Arizona may move to leave No Child Left Behind behind and request a waiver under the Elementary and Secondary Education Act (ESEA). Superintendent of Public Instruction Huppenthal told Arizona’s Joint Education Committee that “This waiver will allow us to free ourselves from burdensome regulations, streamline duplicative processes and enable Arizona to use the very best science to drive education policy.”
The state has until February 21 to apply for the waiver. Ten other states have sought and received the waiver. Few states will meet the requirements laid out in NCLB, and a waiver is one way to avoid failure.
Instead, the Obama administration has allowed states to create their own accountability plans.

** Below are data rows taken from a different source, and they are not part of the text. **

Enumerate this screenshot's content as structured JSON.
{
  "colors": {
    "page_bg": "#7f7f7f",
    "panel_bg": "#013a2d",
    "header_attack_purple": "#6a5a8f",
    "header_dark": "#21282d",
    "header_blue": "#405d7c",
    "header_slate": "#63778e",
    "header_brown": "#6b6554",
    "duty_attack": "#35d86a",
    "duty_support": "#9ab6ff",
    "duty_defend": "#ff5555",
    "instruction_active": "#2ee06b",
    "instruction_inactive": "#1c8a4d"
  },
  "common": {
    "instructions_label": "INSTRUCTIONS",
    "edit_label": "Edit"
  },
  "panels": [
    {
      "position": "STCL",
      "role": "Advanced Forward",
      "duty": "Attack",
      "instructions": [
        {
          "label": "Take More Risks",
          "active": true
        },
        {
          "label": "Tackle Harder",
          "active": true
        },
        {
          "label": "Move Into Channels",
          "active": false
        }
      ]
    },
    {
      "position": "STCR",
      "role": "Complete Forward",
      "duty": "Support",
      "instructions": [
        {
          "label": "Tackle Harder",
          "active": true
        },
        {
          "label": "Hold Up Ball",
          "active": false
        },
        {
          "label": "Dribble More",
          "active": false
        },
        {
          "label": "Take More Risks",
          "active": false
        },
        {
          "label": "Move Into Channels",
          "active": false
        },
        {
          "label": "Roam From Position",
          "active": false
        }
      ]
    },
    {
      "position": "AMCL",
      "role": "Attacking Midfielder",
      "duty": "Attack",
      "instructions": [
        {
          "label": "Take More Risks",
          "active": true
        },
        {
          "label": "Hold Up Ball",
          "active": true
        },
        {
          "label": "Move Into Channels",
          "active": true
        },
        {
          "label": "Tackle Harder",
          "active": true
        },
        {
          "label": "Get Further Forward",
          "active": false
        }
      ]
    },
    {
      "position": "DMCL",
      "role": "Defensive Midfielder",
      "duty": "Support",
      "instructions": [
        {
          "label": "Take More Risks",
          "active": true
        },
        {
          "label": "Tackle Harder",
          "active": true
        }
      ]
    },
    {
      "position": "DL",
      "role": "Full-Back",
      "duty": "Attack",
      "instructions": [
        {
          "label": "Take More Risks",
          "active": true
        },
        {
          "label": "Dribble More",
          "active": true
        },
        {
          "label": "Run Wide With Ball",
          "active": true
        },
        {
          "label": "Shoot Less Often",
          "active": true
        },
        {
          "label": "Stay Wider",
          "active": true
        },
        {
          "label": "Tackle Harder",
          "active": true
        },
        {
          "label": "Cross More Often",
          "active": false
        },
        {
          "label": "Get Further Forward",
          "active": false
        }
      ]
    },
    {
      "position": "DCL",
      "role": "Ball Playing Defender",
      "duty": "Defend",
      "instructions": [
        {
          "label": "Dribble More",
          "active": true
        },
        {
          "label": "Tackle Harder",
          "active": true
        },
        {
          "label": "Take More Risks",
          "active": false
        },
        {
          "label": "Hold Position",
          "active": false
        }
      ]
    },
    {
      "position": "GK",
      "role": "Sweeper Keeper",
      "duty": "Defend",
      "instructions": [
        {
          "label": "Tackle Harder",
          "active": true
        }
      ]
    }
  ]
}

Huppenthal said in his statement that “it is unlikely that Congress will reauthorize the Elementary and Secondary Education Act this year.” As a result the waiver must be sought now before waivers are no longer available and before states most certainly fail to achieve the No Child Left Behind requirements.
“As a result, Arizona is pursuing the largest possible waiver under the Elementary and Secondary Education Act.”
Huppenthal says that he believes the state’s new school-rating system provides accountability, and that trying to comply with the “dysfunctional federal system distracts from improving the state system.” The state will not lose any money if it receives the waiver.
Most standards applied in the determination of compliance with No Child Left Behind are created by individual states. Contrary to what most people firmly believe they know; No Child Left Behind merely requires that states meet the standards they themselves have set for themselves. Some of them have set miserably low standards, including Arizona.
Over 800 Arizona schools, of which 68 were TUSD schools, failed to make “Adequate Yearly Progress” this past school year. According to the Arizona Republic, “Last year, 563 schools, or 29 percent, failed to make “adequate yearly progress.” Changes in the way tests were scored, as well as the increased percentage of students demonstrating proficiency that each school had to use in order to calculate Adequate Yearly Progress, made a significant difference in the percentage of schools meeting AYP requirements in writing.
The White House previously released a statement on the waivers, “States must adopt and have a plan to implement college and career-ready standards. They must also create comprehensive systems of teacher and principal development, evaluation and support that include factors beyond test scores, such as principal observation, peer review, student work, or parent and student feedback…they must set new performance targets for improving student achievement and closing achievement gaps. They also must have accountability systems that recognize and reward high-performing schools and those that are making significant gains.”
One long time public school advocate, John Hunnicutt, “It appears the waiver “winners” just promised to adopt narrow, prescriptive teacher evaluation and school improvement policies that apply to charter schools as well as district schools. How will the very powerful Arizona charter school lobby react to these requirements if Arizona secures a waiver?”